You can be free / Or you can live writes Shane McCrae in his critique of white comfort, and exploration of gated interiors within Black consciousness. Naming is stressed as quintessential in In The Language of My Captor by way of unveiling the terrible intimacy in America’s colonial underpinnings. We carry the emotional implications of the names thrust upon us by white supremacy.

Like they would call a nigger Hambone Jones
Because a white boy spotted him       sucking on a ham bone

Probably thinking about his woman
and he’s hungry and he’s poor

They named you for a thing
your hunger made you do

This work, deeply psychological and historically weighted, demonstrates the way Black people are named and known by their poverty. In the Language of My Captor exiles my last name and feeds my first. Shane helps me imagine a world in which we recognized the criminality built around longing, and the severity of christening.

From the captive’s perspective, pity is jarring. A speaker not unlike Ota Benga subverts tropes about darkness and its proximity to death.

And so at first I thought the white men       / Were ghosts
one spoke my language
And said that he had spoken to my father
I did not fear them

thought they had been
whitened by the sun     / Like bones     wandering
I thought I could / Help them
I thought they didn’t

Know they were dead

Cover features a painting of a civil war era military leader, with an american flag tied in their hair.
Wesleyan University Press  |  2017  |  108 pp

Shane’s language dismantles itself by inverting anti-Black connotations.
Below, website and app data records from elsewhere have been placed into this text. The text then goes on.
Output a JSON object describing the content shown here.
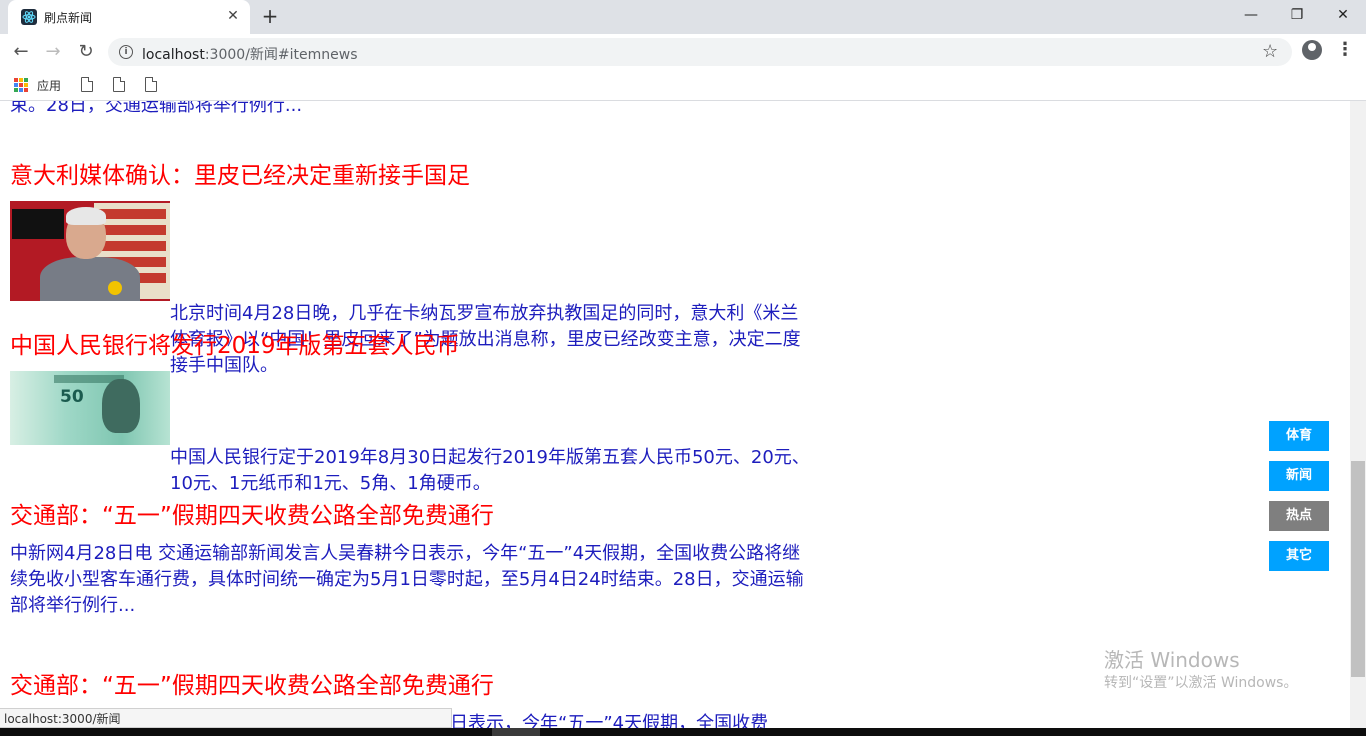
{
  "browser": {
    "tab_title": "刷点新闻",
    "tab_close": "✕",
    "new_tab": "+",
    "window_controls": {
      "minimize": "—",
      "maximize": "❐",
      "close": "✕"
    },
    "nav": {
      "back": "←",
      "forward": "→",
      "reload": "↻"
    },
    "url_host": "localhost",
    "url_rest": ":3000/新闻#itemnews",
    "bookmarks": {
      "apps_label": "应用",
      "file_count": 3
    },
    "icons": [
      "info-icon",
      "star-icon",
      "profile-icon",
      "menu-icon",
      "apps-icon",
      "file-icon"
    ]
  },
  "news": [
    {
      "text": "束。28日，交通运输部将举行例行..."
    },
    {
      "title": "意大利媒体确认：里皮已经决定重新接手国足",
      "text": "北京时间4月28日晚，几乎在卡纳瓦罗宣布放弃执教国足的同时，意大利《米兰体育报》以“中国！里皮回来了”为题放出消息称，里皮已经改变主意，决定二度接手中国队。",
      "thumb": "lippi-photo"
    },
    {
      "title": "中国人民银行将发行2019年版第五套人民币",
      "text": "中国人民银行定于2019年8月30日起发行2019年版第五套人民币50元、20元、10元、1元纸币和1元、5角、1角硬币。",
      "thumb": "banknote-photo"
    },
    {
      "title": "交通部：“五一”假期四天收费公路全部免费通行",
      "text": "中新网4月28日电 交通运输部新闻发言人吴春耕今日表示，今年“五一”4天假期，全国收费公路将继续免收小型客车通行费，具体时间统一确定为5月1日零时起，至5月4日24时结束。28日，交通运输部将举行例行..."
    },
    {
      "title": "交通部：“五一”假期四天收费公路全部免费通行",
      "text": "日表示，今年“五一”4天假期，全国收费"
    }
  ],
  "side_nav": [
    {
      "label": "体育",
      "color": "#00a2ff"
    },
    {
      "label": "新闻",
      "color": "#00a2ff"
    },
    {
      "label": "热点",
      "color": "#7f7f7f"
    },
    {
      "label": "其它",
      "color": "#00a2ff"
    }
  ],
  "watermark": {
    "title": "激活 Windows",
    "subtitle": "转到“设置”以激活 Windows。"
  },
  "status_bar": {
    "url": "localhost:3000/新闻"
  },
  "colors": {
    "title_red": "#ff0000",
    "text_blue": "#1d1dbd",
    "button_blue": "#00a2ff",
    "button_gray": "#7f7f7f"
  }
}
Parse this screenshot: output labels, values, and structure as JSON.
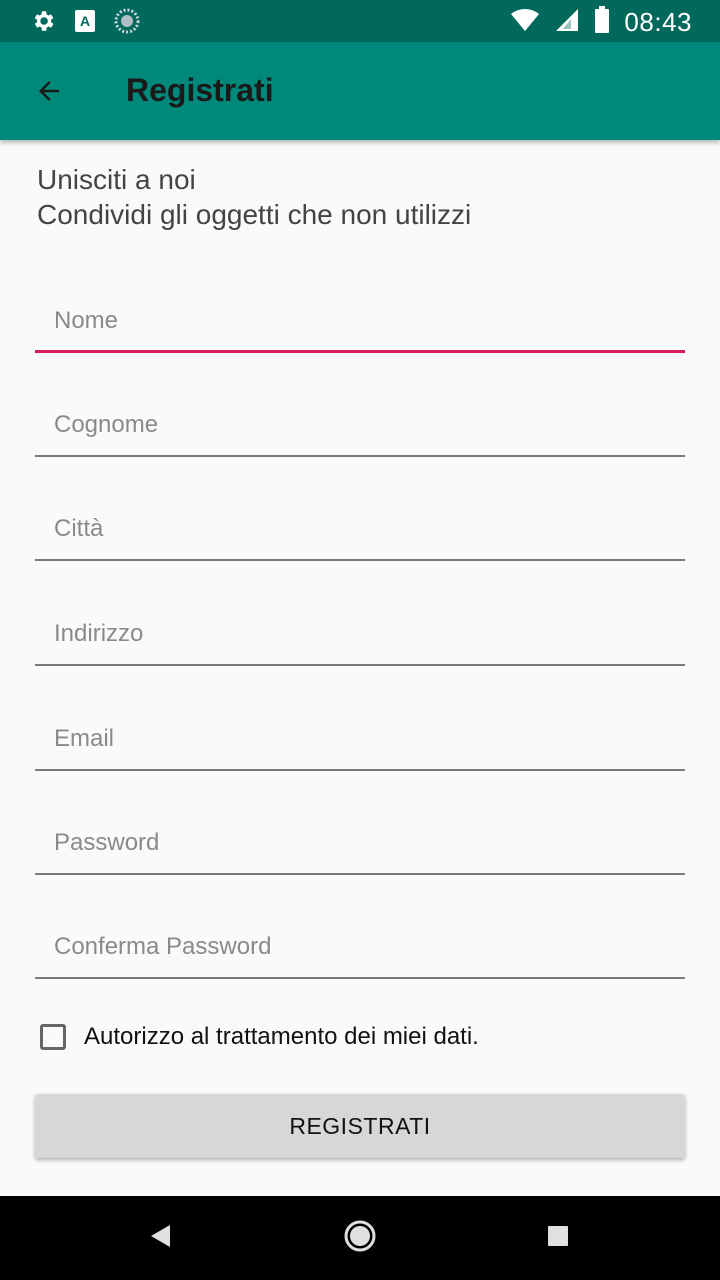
{
  "status_bar": {
    "time": "08:43",
    "icons": [
      "settings-icon",
      "keyboard-a-icon",
      "loading-icon",
      "wifi-icon",
      "signal-icon",
      "battery-icon"
    ]
  },
  "app_bar": {
    "title": "Registrati",
    "background": "#00897b",
    "back_icon": "arrow-back-icon"
  },
  "intro": {
    "line1": "Unisciti a noi",
    "line2": "Condividi gli oggetti che non utilizzi"
  },
  "form": {
    "fields": [
      {
        "placeholder": "Nome",
        "value": ""
      },
      {
        "placeholder": "Cognome",
        "value": ""
      },
      {
        "placeholder": "Città",
        "value": ""
      },
      {
        "placeholder": "Indirizzo",
        "value": ""
      },
      {
        "placeholder": "Email",
        "value": ""
      },
      {
        "placeholder": "Password",
        "value": ""
      },
      {
        "placeholder": "Conferma Password",
        "value": ""
      }
    ],
    "consent_label": "Autorizzo al trattamento dei miei dati.",
    "consent_checked": false,
    "submit_label": "REGISTRATI",
    "accent_color": "#d81b60"
  },
  "nav_bar": {
    "icons": [
      "back-triangle-icon",
      "home-circle-icon",
      "recents-square-icon"
    ]
  }
}
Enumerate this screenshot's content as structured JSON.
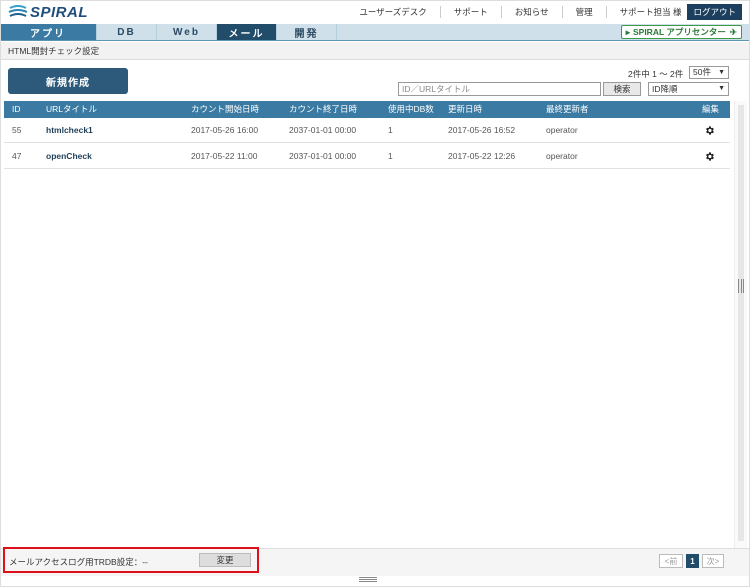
{
  "header": {
    "logo_text": "SPIRAL",
    "links": [
      "ユーザーズデスク",
      "サポート",
      "お知らせ",
      "管理"
    ],
    "user": "サポート担当 様",
    "logout": "ログアウト"
  },
  "nav": {
    "tabs": [
      {
        "label": "アプリ"
      },
      {
        "label": "DB"
      },
      {
        "label": "Web"
      },
      {
        "label": "メール"
      },
      {
        "label": "開発"
      }
    ],
    "app_center": "SPIRAL アプリセンター"
  },
  "breadcrumb": "HTML開封チェック設定",
  "toolbar": {
    "new_button": "新規作成",
    "count_text": "2件中 1 ～ 2件",
    "per_page": "50件",
    "search_placeholder": "ID／URLタイトル",
    "search_button": "検索",
    "sort": "ID降順"
  },
  "table": {
    "headers": [
      "ID",
      "URLタイトル",
      "カウント開始日時",
      "カウント終了日時",
      "使用中DB数",
      "更新日時",
      "最終更新者",
      "編集"
    ],
    "rows": [
      {
        "id": "55",
        "title": "htmlcheck1",
        "start": "2017-05-26 16:00",
        "end": "2037-01-01 00:00",
        "db_count": "1",
        "updated": "2017-05-26 16:52",
        "updater": "operator"
      },
      {
        "id": "47",
        "title": "openCheck",
        "start": "2017-05-22 11:00",
        "end": "2037-01-01 00:00",
        "db_count": "1",
        "updated": "2017-05-22 12:26",
        "updater": "operator"
      }
    ]
  },
  "footer": {
    "log_label": "メールアクセスログ用TRDB設定：--",
    "change_button": "変更",
    "prev": "<前",
    "current_page": "1",
    "next": "次>"
  },
  "colors": {
    "accent": "#3a7aa3",
    "dark": "#214c6a",
    "highlight": "#e0101a"
  },
  "icons": [
    "spiral-logo-icon",
    "gear-icon",
    "chevron-down-icon",
    "rocket-icon"
  ]
}
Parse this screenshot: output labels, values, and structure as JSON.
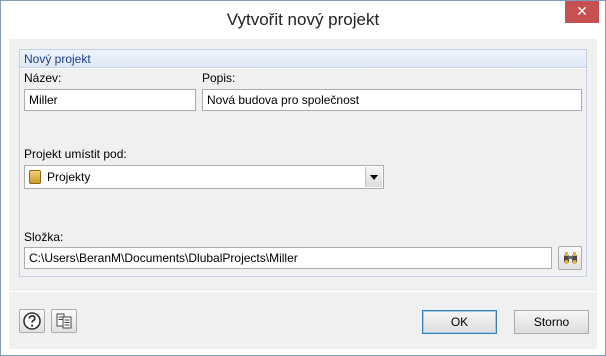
{
  "window": {
    "title": "Vytvořit nový projekt",
    "close_glyph": "✕"
  },
  "group": {
    "title": "Nový projekt"
  },
  "fields": {
    "name_label": "Název:",
    "name_value": "Miller",
    "description_label": "Popis:",
    "description_value": "Nová budova pro společnost",
    "parent_label": "Projekt umístit pod:",
    "parent_value": "Projekty",
    "folder_label": "Složka:",
    "folder_value": "C:\\Users\\BeranM\\Documents\\DlubalProjects\\Miller"
  },
  "icons": {
    "close": "close-icon",
    "project_folder": "project-folder-icon",
    "combo_arrow": "chevron-down-icon",
    "browse": "binoculars-icon",
    "help": "help-icon",
    "copy": "copy-details-icon"
  },
  "buttons": {
    "ok_label": "OK",
    "cancel_label": "Storno"
  },
  "colors": {
    "close_button": "#c75050",
    "group_title": "#1a3d8f",
    "default_button_border": "#3c7fb1"
  }
}
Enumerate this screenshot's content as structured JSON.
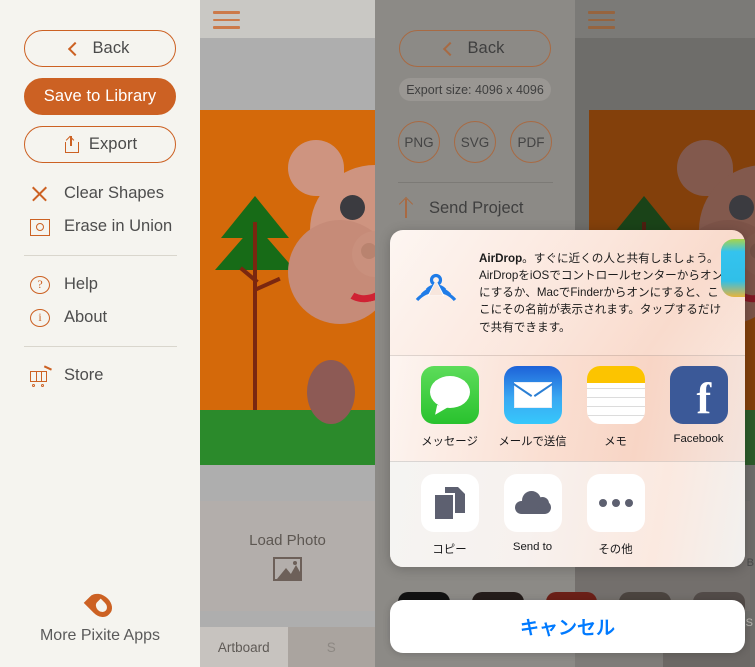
{
  "menu": {
    "back_label": "Back",
    "save_label": "Save to Library",
    "export_label": "Export",
    "items": [
      {
        "label": "Clear Shapes",
        "icon": "x-icon"
      },
      {
        "label": "Erase in Union",
        "icon": "square-circle-icon"
      },
      {
        "label": "Help",
        "icon": "question-circle-icon"
      },
      {
        "label": "About",
        "icon": "info-circle-icon"
      },
      {
        "label": "Store",
        "icon": "cart-icon"
      }
    ],
    "footer_label": "More Pixite Apps"
  },
  "artboard": {
    "load_photo_label": "Load Photo",
    "tab_artboard": "Artboard",
    "tab_second": "S"
  },
  "export": {
    "back_label": "Back",
    "size_chip": "Export size: 4096 x 4096",
    "formats": [
      "PNG",
      "SVG",
      "PDF"
    ],
    "send_project_label": "Send Project"
  },
  "share_sheet": {
    "airdrop_title": "AirDrop",
    "airdrop_text": "。すぐに近くの人と共有しましょう。AirDropをiOSでコントロールセンターからオンにするか、MacでFinderからオンにすると、ここにその名前が表示されます。タップするだけで共有できます。",
    "apps": [
      {
        "name": "メッセージ",
        "icon": "messages-icon"
      },
      {
        "name": "メールで送信",
        "icon": "mail-icon"
      },
      {
        "name": "メモ",
        "icon": "notes-icon"
      },
      {
        "name": "Facebook",
        "icon": "facebook-icon"
      }
    ],
    "actions": [
      {
        "name": "コピー",
        "icon": "copy-icon"
      },
      {
        "name": "Send to",
        "icon": "cloud-icon"
      },
      {
        "name": "その他",
        "icon": "more-dots-icon"
      }
    ],
    "cancel_label": "キャンセル"
  },
  "edges": {
    "right_b": "B",
    "right_s": "S"
  },
  "colors": {
    "accent_orange": "#cc6123",
    "canvas_orange": "#d4690a",
    "grass_green": "#2b8a2b",
    "pig_pink": "#ce9480",
    "cancel_blue": "#007aff",
    "airdrop_blue": "#1f7ce8"
  }
}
It falls apart and collects itself in breath that feels both highly technical and gut-uttered. When we speak of the possibility of an oppressor position inviting soul deterioration, it is rarely with a serious concern for loss of humanity, and rarely reconciled against enslavement’s high stakes. The question being, did only Black people die social and spiritual deaths during slavery? Trauma doesn’t paint itself neatly within the borders bodies make. Pain is infectious.

In tearing down the bars between master and captor, Shane demonstrates the way whiteness writes itself into a false sense of safety. Power is precarious in ‘Privacy 2’ when language betrays its master.

          / / Perhaps

by privacy he means / This
certainty he has that
The weapons he has made
Will not be used against him

Shane’s work reveals Blackness as an unexpected and subversive voyeur molded by underestimation. By exhibiting what people will do in front of those they have power over, I see the way false trust is born between people who have no intention of relinquishing force and those who know freedom and life cannot exist together in a body.

Wesleyan University Press